The attack surface and some recommendations
With intrusions becoming more sophisticated, enterprises must think harder about the attack surface. Digital transformation has turned enterprises inside out, creating numerous and frequently insecure backdoors into their network in the form of abandoned, rogue, or misconfigured assets.
Advancements in scanning technology made these backdoors easier to find and fundamentally changed how we think about the Internet and gathering information on it -- especially for hackers, who, by definition, are innovators and early adopters.
To counter these attacks organizations should focus on the basics.
- Gain better global Internet visibility: Implement a system of record to track every asset, system, and service owned that is on the public Internet, including across all major CSPs and dynamically leased (commercial and residential) ISP space using comprehensive indexing, spanning common and often misconfigured port/protocols (i.e., not limited to the old perspective of only tracking HTTP and HTTPS websites).
- In-depth attribution: Detect systems and services belonging to your organization using a full protocol handshake to verify details about a specific service running at a given IP address.
By fusing this information with several public and proprietary datasets, match the full and correct set of Internet-facing systems and services back to a specific organization.

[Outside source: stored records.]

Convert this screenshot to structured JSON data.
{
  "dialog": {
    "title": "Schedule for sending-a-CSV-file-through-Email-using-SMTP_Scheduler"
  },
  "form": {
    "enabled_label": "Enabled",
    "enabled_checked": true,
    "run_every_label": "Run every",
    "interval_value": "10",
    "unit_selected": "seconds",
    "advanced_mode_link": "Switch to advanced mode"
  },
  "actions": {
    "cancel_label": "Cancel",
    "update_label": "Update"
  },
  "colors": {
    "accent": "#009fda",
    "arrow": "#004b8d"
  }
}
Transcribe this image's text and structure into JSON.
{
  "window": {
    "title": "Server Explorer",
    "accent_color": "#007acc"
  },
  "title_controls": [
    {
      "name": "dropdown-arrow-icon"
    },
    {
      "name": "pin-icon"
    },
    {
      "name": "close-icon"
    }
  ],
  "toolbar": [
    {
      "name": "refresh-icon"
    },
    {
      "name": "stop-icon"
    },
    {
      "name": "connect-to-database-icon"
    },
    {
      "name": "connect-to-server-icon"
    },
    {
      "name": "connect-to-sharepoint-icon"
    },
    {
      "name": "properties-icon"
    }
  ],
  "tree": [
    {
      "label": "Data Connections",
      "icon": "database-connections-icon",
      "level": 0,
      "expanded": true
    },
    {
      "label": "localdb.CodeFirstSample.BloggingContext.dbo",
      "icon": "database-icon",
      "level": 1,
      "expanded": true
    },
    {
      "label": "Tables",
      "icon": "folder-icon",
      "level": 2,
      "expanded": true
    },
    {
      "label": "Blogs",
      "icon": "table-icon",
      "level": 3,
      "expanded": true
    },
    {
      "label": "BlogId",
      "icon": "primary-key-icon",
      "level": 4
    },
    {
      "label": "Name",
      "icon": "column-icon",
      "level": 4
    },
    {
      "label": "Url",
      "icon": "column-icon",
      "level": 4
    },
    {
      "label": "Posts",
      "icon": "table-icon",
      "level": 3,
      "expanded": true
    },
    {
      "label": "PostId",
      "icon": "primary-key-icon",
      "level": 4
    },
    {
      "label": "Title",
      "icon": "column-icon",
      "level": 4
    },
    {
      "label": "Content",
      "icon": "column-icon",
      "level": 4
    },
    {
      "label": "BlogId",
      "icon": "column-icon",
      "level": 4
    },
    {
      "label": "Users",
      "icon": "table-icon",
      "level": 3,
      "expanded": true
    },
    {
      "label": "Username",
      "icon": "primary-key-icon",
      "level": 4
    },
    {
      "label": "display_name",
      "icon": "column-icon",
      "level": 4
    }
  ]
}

With these in hand, then countering surface attacks becomes more manageable.